The Zebra Cichlid is compatible with other Mbuna Cichlids such as the Auratus, Cobalt Blue, Johanni, Lemon Yellow, Pindani, Tropheops, and Kenyi. The Zebra Cichlid can also be kept with synodontis catfish. The Zebra Cichlid is too aggressive for Haplochromis and Peacock Cichlids.
Zebra Cichlid - Mouth Brooder
Zebra cichlids are extremely aggressive to their own and other species. The dominant male will continually keep harassing and killing off the weakest members of the tank. For this reason, a male Zebra Cichlid should be kept with several females in a very large tank. The Zebra Cichlid is a mouth brooder and the spawning process is intriguing. The male will establish a territory and its colors will become enhanced when it is ready to breed. A female that is ready to spawn will then enter the territory and the two will interact aggressively. They may even lock jaws.

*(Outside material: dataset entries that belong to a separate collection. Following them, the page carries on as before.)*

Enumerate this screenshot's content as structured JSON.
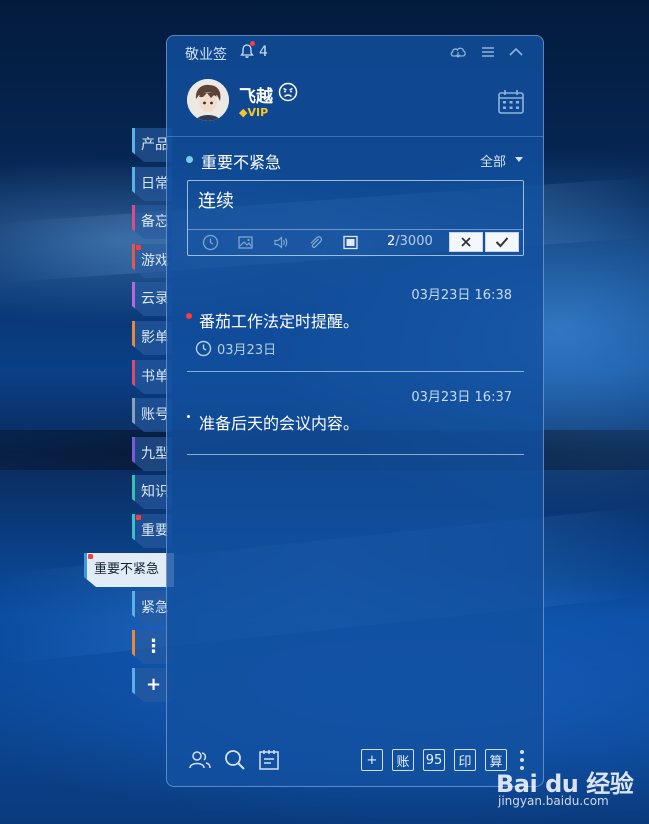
{
  "app": {
    "name": "敬业签",
    "notification_count": "4"
  },
  "user": {
    "name": "飞越",
    "vip_label": "VIP"
  },
  "category": {
    "name": "重要不紧急",
    "filter_label": "全部"
  },
  "editor": {
    "text": "连续",
    "char_count": "2",
    "char_limit": "/3000"
  },
  "notes": [
    {
      "time": "03月23日 16:38",
      "text": "番茄工作法定时提醒。",
      "reminder": "03月23日",
      "bullet_color": "#ff3b3b"
    },
    {
      "time": "03月23日 16:37",
      "text": "准备后天的会议内容。",
      "bullet_color": "#ffffff"
    }
  ],
  "side_tabs": [
    {
      "label": "产品",
      "dot": false,
      "color": "#5bb0e8"
    },
    {
      "label": "日常",
      "dot": false,
      "color": "#5bb0e8"
    },
    {
      "label": "备忘",
      "dot": false,
      "color": "#e04a8a"
    },
    {
      "label": "游戏",
      "dot": true,
      "color": "#e05a4a"
    },
    {
      "label": "云录",
      "dot": false,
      "color": "#b76ad6"
    },
    {
      "label": "影单",
      "dot": false,
      "color": "#e58a3a"
    },
    {
      "label": "书单",
      "dot": false,
      "color": "#e04a6a"
    },
    {
      "label": "账号",
      "dot": false,
      "color": "#8aa0b8"
    },
    {
      "label": "九型",
      "dot": false,
      "color": "#7a5ad6"
    },
    {
      "label": "知识",
      "dot": false,
      "color": "#3ac0b0"
    },
    {
      "label": "重要",
      "dot": true,
      "color": "#3ac0c8"
    },
    {
      "label": "重要不紧急",
      "dot": true,
      "color": "#3a9ae0",
      "active": true
    },
    {
      "label": "紧急",
      "dot": false,
      "color": "#5bb0e8"
    }
  ],
  "side_controls": {
    "more": "⋮",
    "add": "+"
  },
  "bottom_buttons": [
    "+",
    "账",
    "95",
    "印",
    "算"
  ],
  "watermark": {
    "logo": "Bai du 经验",
    "url": "jingyan.baidu.com"
  },
  "colors": {
    "accent": "#3a9ae0",
    "panel": "#1250a0",
    "alert": "#ff3b3b"
  }
}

The female zebra cichlid then releases a couple of eggs into a gravel pit. She picks these up in her mouth. Meanwhile the male displays his anal fin “egg spots”. These spots are the same size and color as the real eggs. The female then nips at his anal fineggs spots. As the female nips at the eggs spots, the male releases his sperm. The male's sperm reaches the females mouth and fertilizes the real eggs that she has previously picked up. The process is then repeated until the female has a brood of between 10 and 50 eggs in her mouth.

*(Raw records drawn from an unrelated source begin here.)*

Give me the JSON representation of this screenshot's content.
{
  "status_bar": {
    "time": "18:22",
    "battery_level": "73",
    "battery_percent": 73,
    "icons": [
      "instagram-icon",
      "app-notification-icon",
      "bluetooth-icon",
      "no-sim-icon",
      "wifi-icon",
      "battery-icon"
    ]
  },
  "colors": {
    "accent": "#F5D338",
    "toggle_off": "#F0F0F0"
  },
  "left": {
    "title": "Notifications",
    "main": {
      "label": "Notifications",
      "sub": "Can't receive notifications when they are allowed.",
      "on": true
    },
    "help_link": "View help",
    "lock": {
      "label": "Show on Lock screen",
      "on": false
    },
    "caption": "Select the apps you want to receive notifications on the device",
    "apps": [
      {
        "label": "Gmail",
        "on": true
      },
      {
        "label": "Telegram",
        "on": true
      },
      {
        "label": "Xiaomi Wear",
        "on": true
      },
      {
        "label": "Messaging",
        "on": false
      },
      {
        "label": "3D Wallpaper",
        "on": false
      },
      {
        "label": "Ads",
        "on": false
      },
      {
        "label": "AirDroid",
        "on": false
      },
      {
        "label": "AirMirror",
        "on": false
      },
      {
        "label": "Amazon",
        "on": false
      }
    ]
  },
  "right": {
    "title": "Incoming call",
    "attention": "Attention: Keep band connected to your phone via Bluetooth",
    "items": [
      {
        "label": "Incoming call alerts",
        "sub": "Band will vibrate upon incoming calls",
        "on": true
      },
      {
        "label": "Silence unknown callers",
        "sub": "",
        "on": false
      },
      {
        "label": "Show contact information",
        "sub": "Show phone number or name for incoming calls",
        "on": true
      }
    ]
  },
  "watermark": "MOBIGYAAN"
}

Zebra Cichlid - Raising Fry
Although you may not see the spawning activity, the swollen cheeks of the female, her disinterest in food and her desire for isolation are all indications that she has bred. It's a good idea to remove her to a separate tank at this point. The female zebra cichlid keeps the eggs in her mouth for more than a week until they hatch. The female zebra cichlid can stay in the breeding tank with the young while they grow up. She will not eat during this time. After hatching, the female may occasionally scoop them into her mouth for protection, but generally the fry hide from their parent. At two months the fry will start compete with their mother for food. She will then drive off aggressively, as if she is eating them, but this is simply a warning that she now has priority over them for food. That means it's time to move her out of the fry aquarium.
Be careful when returning a female to the main aquarium tank after raising fry. A female who has previously been living for years in a tank with other Zebra Cichlids can be killed by them in a matter of hours after returning to the tank. The other Zebra Cichlids have no recall of her former status in the tank and will attack her as a newcomer.
Zebra Cichlid - Profile
Scientific Name: Metriaclima estherae
Temperature: 22 - 28 C; 72 - 83 F
pH: 7.5 - 8.5
Size: 10 cm; 4 inches
Life Span: 10 years
Breeding: Normal, Egg Layer, Mouthbrooder